The Wall Street Journal's parent company on Tuesday requested that a panel of UN experts declare its correspondent Evan Gershkovich, who is in Russian jail, as being "arbitrarily detained."
Gershkovich, a US reporter, was detained in March during a reporting trip to the Urals and accused of spying -- charges that he, the US government and his employer The Wall Street Journal vehemently deny.
His pre-trial custody had been due to expire on August 30, but several days prior a judge ruled it would be extended to November 30, a decision criticized by the WSJ and US State Department.
"Today is day 167 of Evans' wrongful detention," Jason Conti, executive vice president and general counsel at Dow Jones, told a press conference.
Gershkovich, unlike many Western reporters, had continued to report from Russia during Moscow's offensive in Ukraine.
His case marks the first time a Western journalist has been arrested on espionage charges in Russia since the Soviet era.
"Today, we filed a petition with the UN Working Group on Arbitrary Detention.

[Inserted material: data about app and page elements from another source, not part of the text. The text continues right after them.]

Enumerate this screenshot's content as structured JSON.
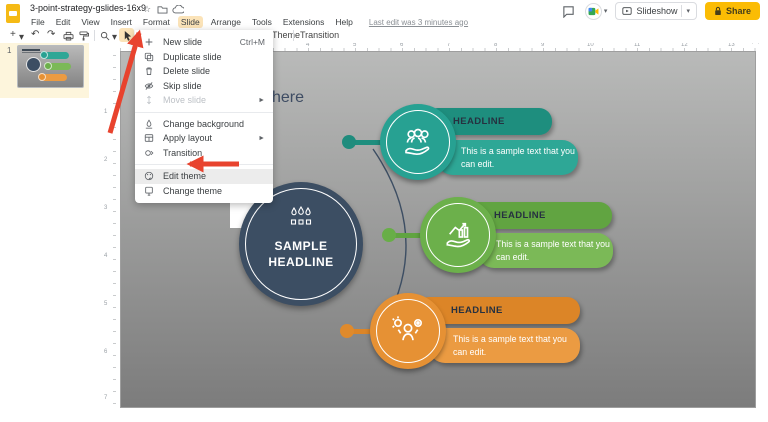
{
  "titlebar": {
    "doc_title": "3-point-strategy-gslides-16x9",
    "menu_items": [
      "File",
      "Edit",
      "View",
      "Insert",
      "Format",
      "Slide",
      "Arrange",
      "Tools",
      "Extensions",
      "Help"
    ],
    "last_edit": "Last edit was 3 minutes ago",
    "slideshow_label": "Slideshow",
    "share_label": "Share"
  },
  "toolbar": {
    "theme_label": "Theme",
    "transition_label": "Transition"
  },
  "slide_menu": {
    "items": [
      {
        "label": "New slide",
        "shortcut": "Ctrl+M",
        "icon": "plus-icon"
      },
      {
        "label": "Duplicate slide",
        "icon": "duplicate-icon"
      },
      {
        "label": "Delete slide",
        "icon": "trash-icon"
      },
      {
        "label": "Skip slide",
        "icon": "eye-off-icon"
      },
      {
        "label": "Move slide",
        "icon": "move-icon",
        "disabled": true,
        "submenu": true
      },
      {
        "label": "Change background",
        "icon": "background-icon"
      },
      {
        "label": "Apply layout",
        "icon": "layout-icon",
        "submenu": true
      },
      {
        "label": "Transition",
        "icon": "transition-icon"
      },
      {
        "label": "Edit theme",
        "icon": "palette-icon",
        "highlighted": true
      },
      {
        "label": "Change theme",
        "icon": "change-theme-icon"
      }
    ]
  },
  "ruler": {
    "horizontal": [
      "4",
      "5",
      "6",
      "7",
      "8",
      "9",
      "10",
      "11",
      "12",
      "13"
    ],
    "vertical": [
      "1",
      "2",
      "3",
      "4",
      "5",
      "6",
      "7"
    ]
  },
  "filmstrip": {
    "slide_number": "1"
  },
  "slide": {
    "title_visible_fragment": "here",
    "center_circle": {
      "line1": "SAMPLE",
      "line2": "HEADLINE"
    },
    "items": [
      {
        "headline": "HEADLINE",
        "body": "This is a sample text that you can edit.",
        "circle_color": "#27a192",
        "banner_color": "#1e8e7e",
        "body_color": "#2ea796",
        "dot_color": "#1f8c7d",
        "icon": "team-in-hand-icon"
      },
      {
        "headline": "HEADLINE",
        "body": "This is a sample text that you can edit.",
        "circle_color": "#6cb04b",
        "banner_color": "#61a441",
        "body_color": "#7bb957",
        "dot_color": "#68ae47",
        "icon": "growth-in-hand-icon"
      },
      {
        "headline": "HEADLINE",
        "body": "This is a sample text that you can edit.",
        "circle_color": "#e69134",
        "banner_color": "#dc8527",
        "body_color": "#eb9b42",
        "dot_color": "#df8a2c",
        "icon": "idea-person-icon"
      }
    ]
  },
  "colors": {
    "arrow_annotation": "#e8432e",
    "share_button": "#fbbc04",
    "menu_highlight": "#fbe3b8",
    "navy": "#3c4e63",
    "slide_bg_top": "#b9bab9",
    "slide_bg_bottom": "#7c7c7c"
  }
}
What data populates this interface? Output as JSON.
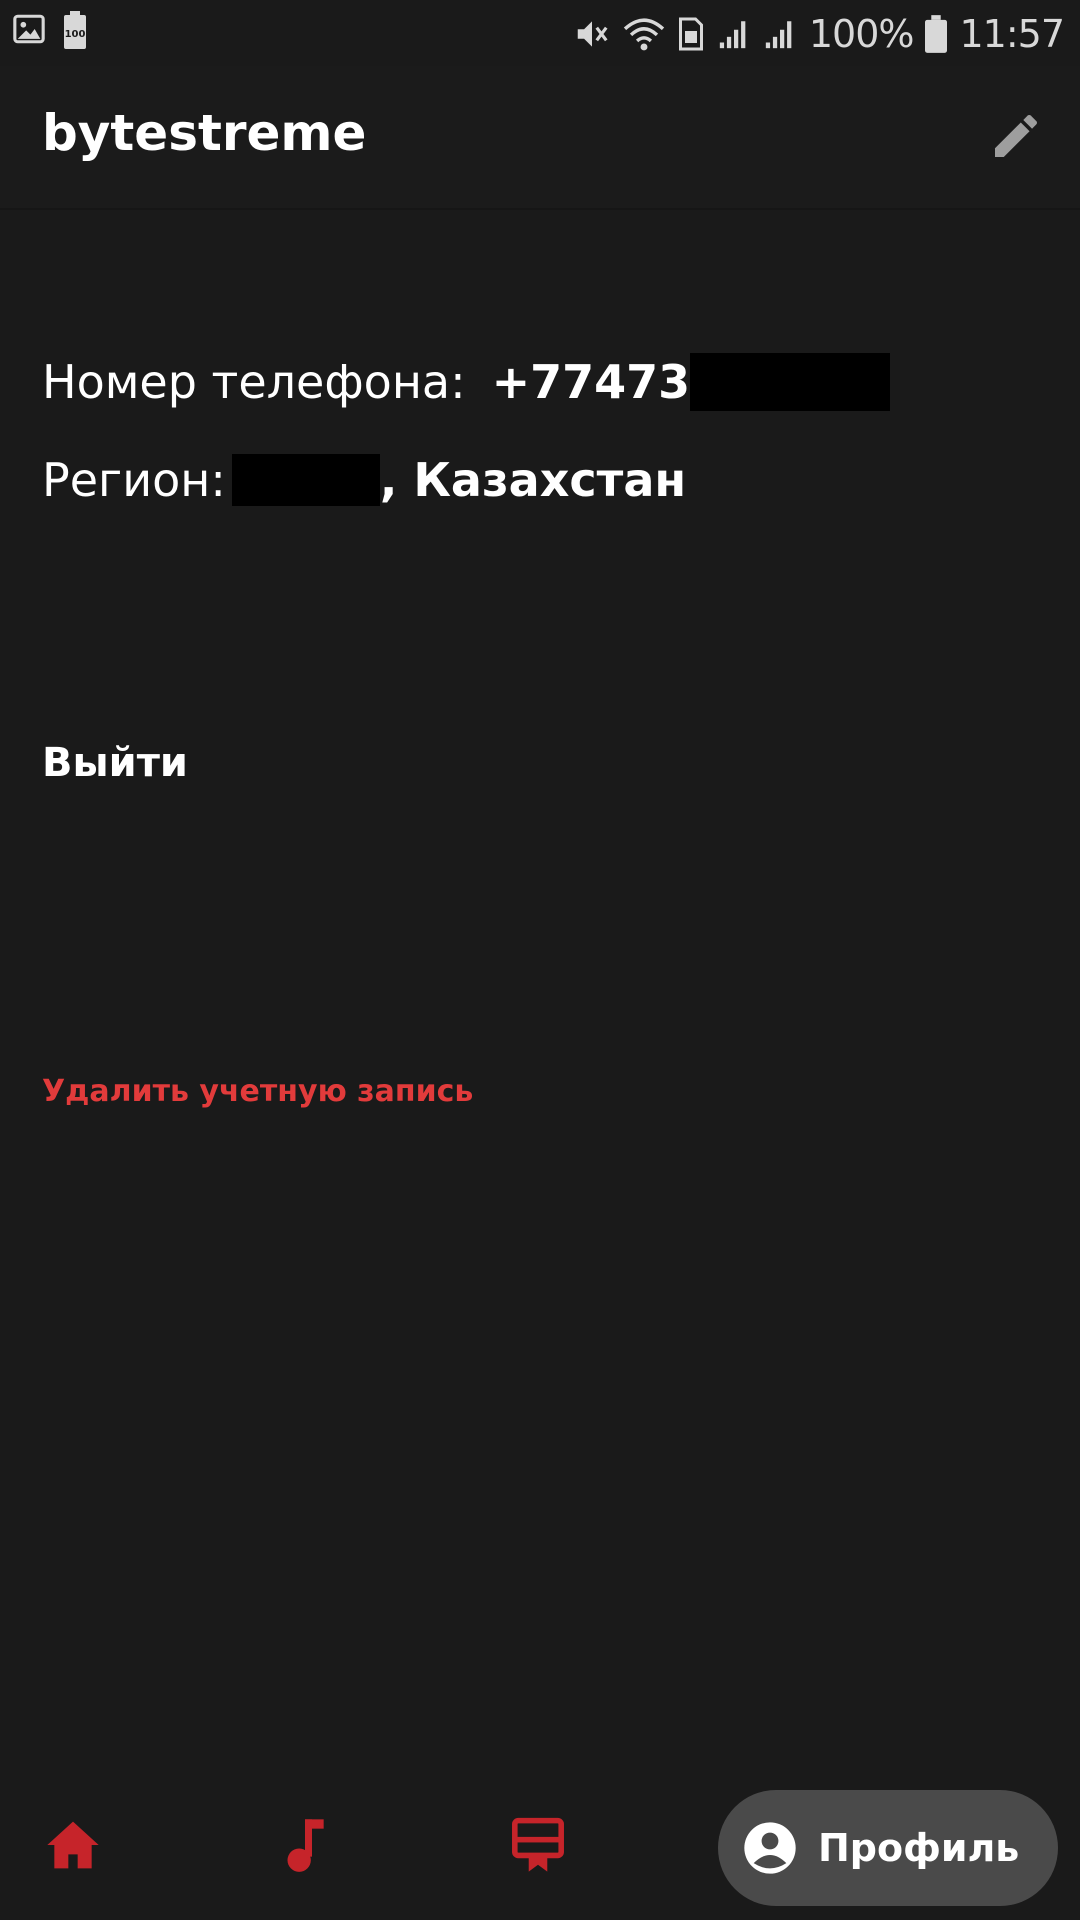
{
  "status_bar": {
    "battery_percent": "100%",
    "time": "11:57",
    "battery_badge": "100",
    "icons": [
      "gallery-icon",
      "battery-saver-icon",
      "mute-icon",
      "wifi-icon",
      "sim-icon",
      "signal-icon",
      "signal-icon",
      "battery-icon"
    ]
  },
  "header": {
    "title": "bytestreme",
    "action_icon": "edit-pencil-icon"
  },
  "profile": {
    "phone_label": "Номер телефона:",
    "phone_value": "+77473",
    "region_label": "Регион:",
    "region_value": ", Казахстан"
  },
  "actions": {
    "logout_label": "Выйти",
    "delete_account_label": "Удалить учетную запись"
  },
  "bottom_nav": {
    "items": [
      {
        "icon": "home-icon"
      },
      {
        "icon": "music-note-icon"
      },
      {
        "icon": "lessons-icon"
      }
    ],
    "active_label": "Профиль",
    "active_icon": "profile-icon"
  },
  "colors": {
    "background": "#1a1a1a",
    "accent_red": "#c6242a",
    "danger_text": "#e23b3b",
    "active_pill": "#4a4a4a"
  }
}
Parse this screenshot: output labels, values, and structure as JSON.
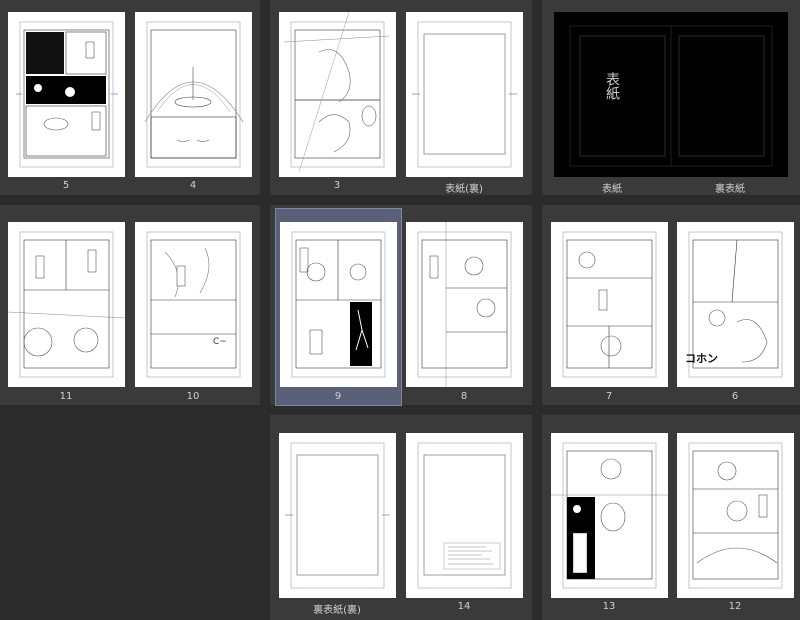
{
  "spreads": [
    {
      "pages": [
        {
          "label": "5"
        },
        {
          "label": "4"
        }
      ]
    },
    {
      "pages": [
        {
          "label": "3"
        },
        {
          "label": "表紙(裏)"
        }
      ]
    },
    {
      "pages": [
        {
          "label": "表紙",
          "handwriting": "表紙"
        },
        {
          "label": "裏表紙"
        }
      ]
    },
    {
      "pages": [
        {
          "label": "11"
        },
        {
          "label": "10"
        }
      ]
    },
    {
      "pages": [
        {
          "label": "9",
          "selected": true
        },
        {
          "label": "8"
        }
      ]
    },
    {
      "pages": [
        {
          "label": "7"
        },
        {
          "label": "6"
        }
      ]
    },
    {
      "pages": [
        {
          "label": "裏表紙(裏)"
        },
        {
          "label": "14"
        }
      ]
    },
    {
      "pages": [
        {
          "label": "13"
        },
        {
          "label": "12"
        }
      ]
    }
  ],
  "sound_effect": "コホン"
}
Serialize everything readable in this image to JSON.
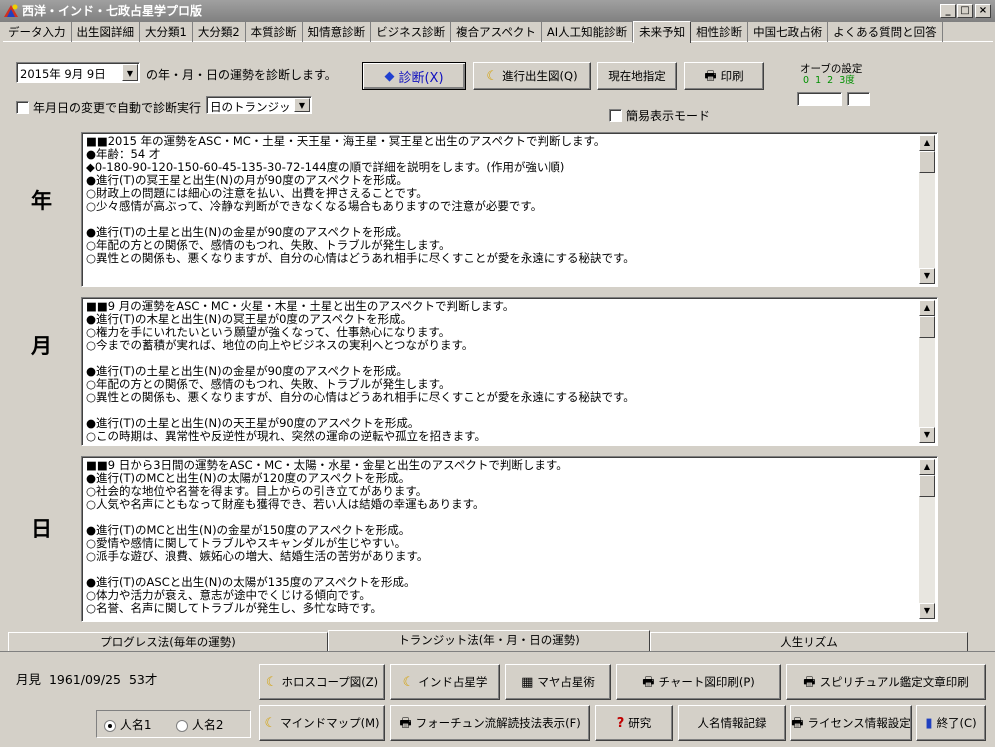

The idea is to ask the working group to urgently declare an opinion declaring Evan as having been arbitrarily detained," Conti said.
"The idea is in essence that his international rights have been violated, that this is nothing more than hostage diplomacy," Conti added.
In the letter to the task force, which Dow Jones posted on its website, it said that Russia "is not imprisoning Gershkovich because it legitimately believes its absurd claim that he is an American spy."
Rather, it alleges, "Russian President Vladimir Putin is using Gershkovich as a pawn, holding him hostage in order to gain leverage over -- and extract a ransom from --the United States."
The Working Group on Arbitrary Detention, an independent panel composed of five experts, investigates alleged cases of arbitrary detention, as mandated by the UN Human Rights Council.